Health Savings Accounts

An HSA is used to pay out-of-pocket medical expenses (think: doctor visits, medication, dental and vision coverage, and medical equipment). Contributions are made pre-tax or are tax-deductible (even if you don’t itemize). Earnings aren’t taxed, and there’s no penalty when funds are withdrawn for qualifying expenses.

Unlike other accounts, you—not your employer—own the HSA, and can keep it even if you retire, change employers or change health plans. Both individuals and employers can contribute.

Here’s the catch: To open an HSA, you need a qualifying high-deductible health plan. Under IRS rules for 2020, HDHPs must have an annual deductible of at least $1,400 for individuals or $2,800 for family coverage, with annual out-of-pocket expenses capped at $6,900 for individuals or $13,800 for family coverage.

Note there also are caps on how much can be deposited in a year. The IRS’s limits for 2020 HSA contributions are $3,550 for individuals and $7,100 for family coverage. (If you’re age 55 or older, you can make an additional $1,000 catch-up contribution each year.)

Flexible Spending Accounts

FSAs provide another tax-advantaged way to save money for medical and health needs. Like HSAs, contributions are pre-tax, and withdrawals for qualifying expenses are not taxed. Individuals who have an HSA also are eligible for a limited health FSA, which covers only dental and vision expenses.

Unlike an HSA, account holders usually lose any money contributed to an FSA if they change jobs or fail to spend it by the end of the plan year (although some plans may provide a grace period or a $500 carryover).

You don’t need to be on a high-deductible health plan to open an FSA. In fact, you don’t necessarily have to have health insurance at all. The IRS set the annual contribution limit for FSAs in 2020 at $2,750.

Dependent Care FSAs

If you’re a parent or someone who is responsible for a disabled family member, you know how expensive their care can be. Dependent care FSAs help you save money for qualified expenses while lowering your taxable income; employers withhold pre-tax contributions from your paycheck. You can then reimburse yourself from the account for dependent care costs. Married couples filing jointly, unmarried couples and single individuals can contribute up to $5,000 annually, depending on income; those married and filing separately have a $2,500 maximum. 

Qualified expenses include in-home and day care services, summer day camps, before- and after-school care, caregiver-provided transportation and more. School, tutoring, overnight camps and meals are not eligible.

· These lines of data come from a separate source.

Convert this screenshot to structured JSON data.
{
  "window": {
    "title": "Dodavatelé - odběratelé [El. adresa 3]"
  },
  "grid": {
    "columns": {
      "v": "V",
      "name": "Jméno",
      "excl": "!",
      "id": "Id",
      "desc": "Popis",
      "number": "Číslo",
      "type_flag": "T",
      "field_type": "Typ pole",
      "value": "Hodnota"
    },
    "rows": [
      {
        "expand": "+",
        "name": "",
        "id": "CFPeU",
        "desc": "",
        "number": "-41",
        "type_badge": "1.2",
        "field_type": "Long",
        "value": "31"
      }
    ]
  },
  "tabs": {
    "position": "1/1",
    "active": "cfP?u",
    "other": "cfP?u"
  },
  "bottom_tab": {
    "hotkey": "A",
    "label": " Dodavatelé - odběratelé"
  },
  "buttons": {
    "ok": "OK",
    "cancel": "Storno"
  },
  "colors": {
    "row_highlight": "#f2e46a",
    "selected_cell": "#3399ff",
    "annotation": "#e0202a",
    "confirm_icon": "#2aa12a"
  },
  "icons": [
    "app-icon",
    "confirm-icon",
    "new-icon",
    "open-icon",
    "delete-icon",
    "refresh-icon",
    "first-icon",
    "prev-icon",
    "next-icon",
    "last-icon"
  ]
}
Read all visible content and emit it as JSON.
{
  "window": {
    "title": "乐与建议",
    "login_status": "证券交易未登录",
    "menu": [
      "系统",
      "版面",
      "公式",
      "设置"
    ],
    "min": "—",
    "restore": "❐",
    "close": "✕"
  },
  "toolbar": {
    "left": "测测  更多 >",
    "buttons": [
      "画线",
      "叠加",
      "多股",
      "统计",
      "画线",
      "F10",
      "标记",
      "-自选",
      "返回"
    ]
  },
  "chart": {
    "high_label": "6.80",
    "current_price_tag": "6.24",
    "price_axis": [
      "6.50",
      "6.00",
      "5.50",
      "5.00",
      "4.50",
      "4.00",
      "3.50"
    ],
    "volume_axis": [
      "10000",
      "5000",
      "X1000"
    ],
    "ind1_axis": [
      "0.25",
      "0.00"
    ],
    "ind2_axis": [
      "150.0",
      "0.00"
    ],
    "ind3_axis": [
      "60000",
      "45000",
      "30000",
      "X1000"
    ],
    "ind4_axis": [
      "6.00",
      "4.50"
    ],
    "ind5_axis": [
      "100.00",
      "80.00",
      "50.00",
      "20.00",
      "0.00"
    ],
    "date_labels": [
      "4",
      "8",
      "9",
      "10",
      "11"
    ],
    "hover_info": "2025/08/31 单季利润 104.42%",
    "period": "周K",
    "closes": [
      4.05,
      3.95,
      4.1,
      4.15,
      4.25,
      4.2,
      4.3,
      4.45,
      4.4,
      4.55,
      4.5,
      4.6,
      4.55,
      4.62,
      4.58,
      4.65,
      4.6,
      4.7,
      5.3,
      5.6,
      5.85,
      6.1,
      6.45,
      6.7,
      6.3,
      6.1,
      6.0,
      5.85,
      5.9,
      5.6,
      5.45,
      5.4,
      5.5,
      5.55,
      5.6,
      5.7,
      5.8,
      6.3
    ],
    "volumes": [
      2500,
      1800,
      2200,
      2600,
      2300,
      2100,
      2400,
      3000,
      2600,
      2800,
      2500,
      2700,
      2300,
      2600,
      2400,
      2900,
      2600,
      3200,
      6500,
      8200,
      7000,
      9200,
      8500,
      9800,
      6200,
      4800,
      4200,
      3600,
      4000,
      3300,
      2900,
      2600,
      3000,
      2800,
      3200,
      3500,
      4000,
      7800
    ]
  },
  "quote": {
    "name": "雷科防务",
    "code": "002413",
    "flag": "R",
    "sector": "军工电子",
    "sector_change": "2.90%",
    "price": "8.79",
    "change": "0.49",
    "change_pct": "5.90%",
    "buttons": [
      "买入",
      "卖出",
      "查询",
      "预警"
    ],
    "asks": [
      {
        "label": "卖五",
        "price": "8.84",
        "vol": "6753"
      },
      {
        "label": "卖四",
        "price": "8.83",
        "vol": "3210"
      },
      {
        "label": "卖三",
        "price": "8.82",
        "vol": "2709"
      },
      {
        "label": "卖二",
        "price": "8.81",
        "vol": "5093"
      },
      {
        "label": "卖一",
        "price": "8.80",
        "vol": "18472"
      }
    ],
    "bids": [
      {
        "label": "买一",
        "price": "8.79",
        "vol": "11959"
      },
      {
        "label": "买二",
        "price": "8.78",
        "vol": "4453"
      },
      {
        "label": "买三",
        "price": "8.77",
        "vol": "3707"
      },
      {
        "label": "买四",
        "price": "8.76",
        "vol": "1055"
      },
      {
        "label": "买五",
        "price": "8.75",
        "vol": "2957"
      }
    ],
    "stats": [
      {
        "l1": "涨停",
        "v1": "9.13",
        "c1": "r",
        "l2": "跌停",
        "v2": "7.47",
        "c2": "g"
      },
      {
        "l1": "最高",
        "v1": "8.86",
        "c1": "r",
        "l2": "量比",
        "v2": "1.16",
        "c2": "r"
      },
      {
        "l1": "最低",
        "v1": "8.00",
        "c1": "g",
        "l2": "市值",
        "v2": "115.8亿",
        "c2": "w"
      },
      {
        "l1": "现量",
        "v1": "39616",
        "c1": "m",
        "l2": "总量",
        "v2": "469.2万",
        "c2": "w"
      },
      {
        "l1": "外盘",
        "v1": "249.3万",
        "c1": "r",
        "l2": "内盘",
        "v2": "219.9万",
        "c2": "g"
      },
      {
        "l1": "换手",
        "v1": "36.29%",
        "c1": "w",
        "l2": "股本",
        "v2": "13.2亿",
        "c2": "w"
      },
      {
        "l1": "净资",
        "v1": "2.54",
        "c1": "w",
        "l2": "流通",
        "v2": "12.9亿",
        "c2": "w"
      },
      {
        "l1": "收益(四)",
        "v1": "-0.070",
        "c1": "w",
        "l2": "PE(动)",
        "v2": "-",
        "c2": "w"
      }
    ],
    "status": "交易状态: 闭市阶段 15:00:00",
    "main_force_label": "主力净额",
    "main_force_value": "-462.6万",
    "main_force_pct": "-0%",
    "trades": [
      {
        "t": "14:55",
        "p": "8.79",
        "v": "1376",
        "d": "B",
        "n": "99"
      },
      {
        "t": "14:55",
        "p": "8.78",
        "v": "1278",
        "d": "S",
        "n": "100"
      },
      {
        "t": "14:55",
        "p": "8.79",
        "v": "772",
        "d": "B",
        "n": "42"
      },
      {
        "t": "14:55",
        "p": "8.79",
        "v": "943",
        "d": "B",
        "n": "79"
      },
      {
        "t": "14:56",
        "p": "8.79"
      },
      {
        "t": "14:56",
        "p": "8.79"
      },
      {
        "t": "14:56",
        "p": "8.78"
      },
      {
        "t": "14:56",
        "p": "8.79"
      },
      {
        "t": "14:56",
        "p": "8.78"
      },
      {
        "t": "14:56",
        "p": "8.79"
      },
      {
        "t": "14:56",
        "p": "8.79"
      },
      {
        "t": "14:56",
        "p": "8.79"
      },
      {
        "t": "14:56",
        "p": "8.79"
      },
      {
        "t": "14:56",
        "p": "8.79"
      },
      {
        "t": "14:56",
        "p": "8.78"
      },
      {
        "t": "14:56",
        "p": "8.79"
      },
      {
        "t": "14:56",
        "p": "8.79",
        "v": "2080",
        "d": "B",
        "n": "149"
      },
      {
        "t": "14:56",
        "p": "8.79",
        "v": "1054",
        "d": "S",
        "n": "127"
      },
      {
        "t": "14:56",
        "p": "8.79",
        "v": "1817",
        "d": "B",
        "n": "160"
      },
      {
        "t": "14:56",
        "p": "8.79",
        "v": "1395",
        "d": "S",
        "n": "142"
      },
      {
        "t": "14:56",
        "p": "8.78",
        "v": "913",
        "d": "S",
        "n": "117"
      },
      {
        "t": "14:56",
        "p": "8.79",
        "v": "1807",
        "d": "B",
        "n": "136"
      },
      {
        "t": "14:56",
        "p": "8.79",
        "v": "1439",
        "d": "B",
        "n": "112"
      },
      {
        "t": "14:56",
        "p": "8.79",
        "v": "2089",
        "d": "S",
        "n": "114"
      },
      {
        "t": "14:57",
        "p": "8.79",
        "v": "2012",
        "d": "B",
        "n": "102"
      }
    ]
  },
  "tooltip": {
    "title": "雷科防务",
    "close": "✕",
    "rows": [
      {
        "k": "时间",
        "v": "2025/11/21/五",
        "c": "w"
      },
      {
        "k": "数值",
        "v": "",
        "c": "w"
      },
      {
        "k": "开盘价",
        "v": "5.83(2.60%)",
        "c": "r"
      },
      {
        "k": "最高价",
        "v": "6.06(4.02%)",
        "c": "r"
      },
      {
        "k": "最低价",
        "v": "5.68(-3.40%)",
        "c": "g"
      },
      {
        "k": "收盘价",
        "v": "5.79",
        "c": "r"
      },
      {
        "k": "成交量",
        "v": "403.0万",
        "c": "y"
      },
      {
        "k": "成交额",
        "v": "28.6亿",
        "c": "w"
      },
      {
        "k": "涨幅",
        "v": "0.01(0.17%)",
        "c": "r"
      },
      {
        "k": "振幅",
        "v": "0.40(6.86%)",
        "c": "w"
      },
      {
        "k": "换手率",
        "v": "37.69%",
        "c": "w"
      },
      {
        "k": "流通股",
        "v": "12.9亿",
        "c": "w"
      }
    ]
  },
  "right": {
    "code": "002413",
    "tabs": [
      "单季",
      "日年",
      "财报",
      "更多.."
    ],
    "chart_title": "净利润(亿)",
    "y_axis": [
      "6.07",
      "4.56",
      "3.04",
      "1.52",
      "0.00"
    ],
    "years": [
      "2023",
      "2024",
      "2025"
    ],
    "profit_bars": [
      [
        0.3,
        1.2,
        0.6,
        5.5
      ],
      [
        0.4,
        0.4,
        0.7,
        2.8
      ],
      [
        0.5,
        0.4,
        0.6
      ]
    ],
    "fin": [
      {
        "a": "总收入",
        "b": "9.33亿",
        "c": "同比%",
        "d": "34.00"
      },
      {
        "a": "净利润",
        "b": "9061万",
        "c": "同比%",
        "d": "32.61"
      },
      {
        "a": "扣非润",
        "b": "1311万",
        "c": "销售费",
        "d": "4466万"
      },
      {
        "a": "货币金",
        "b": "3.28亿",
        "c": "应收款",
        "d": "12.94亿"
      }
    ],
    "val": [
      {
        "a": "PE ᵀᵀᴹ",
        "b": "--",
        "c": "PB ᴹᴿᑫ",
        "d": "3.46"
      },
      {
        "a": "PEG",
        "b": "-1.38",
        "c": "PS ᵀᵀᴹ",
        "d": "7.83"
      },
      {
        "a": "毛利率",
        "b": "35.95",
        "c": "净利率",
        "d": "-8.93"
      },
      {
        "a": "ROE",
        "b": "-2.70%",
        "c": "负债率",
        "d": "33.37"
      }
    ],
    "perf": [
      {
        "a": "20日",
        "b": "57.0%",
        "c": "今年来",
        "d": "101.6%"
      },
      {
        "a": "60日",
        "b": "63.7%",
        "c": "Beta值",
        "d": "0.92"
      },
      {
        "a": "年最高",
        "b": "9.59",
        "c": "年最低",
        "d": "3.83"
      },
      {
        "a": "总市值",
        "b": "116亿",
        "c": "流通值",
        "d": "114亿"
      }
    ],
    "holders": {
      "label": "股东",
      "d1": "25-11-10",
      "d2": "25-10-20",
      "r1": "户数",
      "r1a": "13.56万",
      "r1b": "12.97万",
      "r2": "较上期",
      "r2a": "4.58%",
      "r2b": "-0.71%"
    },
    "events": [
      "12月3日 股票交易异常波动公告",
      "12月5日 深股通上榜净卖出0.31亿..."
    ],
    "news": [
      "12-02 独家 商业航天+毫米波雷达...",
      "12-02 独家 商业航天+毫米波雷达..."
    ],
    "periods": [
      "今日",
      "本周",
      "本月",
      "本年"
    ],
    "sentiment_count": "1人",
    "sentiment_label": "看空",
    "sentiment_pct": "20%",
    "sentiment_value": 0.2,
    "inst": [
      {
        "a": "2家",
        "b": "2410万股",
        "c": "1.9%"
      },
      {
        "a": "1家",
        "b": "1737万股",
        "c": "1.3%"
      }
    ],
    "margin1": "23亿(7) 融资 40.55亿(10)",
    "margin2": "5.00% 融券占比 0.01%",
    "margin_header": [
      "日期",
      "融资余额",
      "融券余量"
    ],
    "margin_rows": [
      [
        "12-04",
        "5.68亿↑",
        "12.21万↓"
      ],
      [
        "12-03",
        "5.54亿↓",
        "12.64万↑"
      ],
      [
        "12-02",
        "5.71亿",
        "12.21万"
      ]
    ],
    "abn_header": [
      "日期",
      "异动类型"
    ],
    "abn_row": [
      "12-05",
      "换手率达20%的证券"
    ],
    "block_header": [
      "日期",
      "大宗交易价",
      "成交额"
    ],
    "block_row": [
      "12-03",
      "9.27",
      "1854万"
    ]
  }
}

Some caveats: In most cases, you can’t take advantage of both the DCFSA and the Child and Dependent Care Credit (which allows you to deduct eligible care-related costs from your federal tax bill). Those making less than $43,000 are likely to save more using the tax credit. 


With a health reimbursement arrangement, the employer funds an account that helps employees pay for qualified medical expenses. Contributions are tax-deductible for your employer (which owns the HRA) and tax-free for you. They can be used with all types of health insurance plans and can even be paired with an HSA. 

Unlike other health spending accounts, employers are the only ones who can deposit money into an HRA. Funds may roll over from year to year, based on the employer’s plan. And since HRAs are completely employer-funded, you’re essentially receiving free money to help pay medical expenses.

For more information about tax-favored health plans and restrictions, check out IRS Publication 969 or talk to your financial adviser.

Jennifer Wray is a freelance writer, mother and fan of all things pop culture.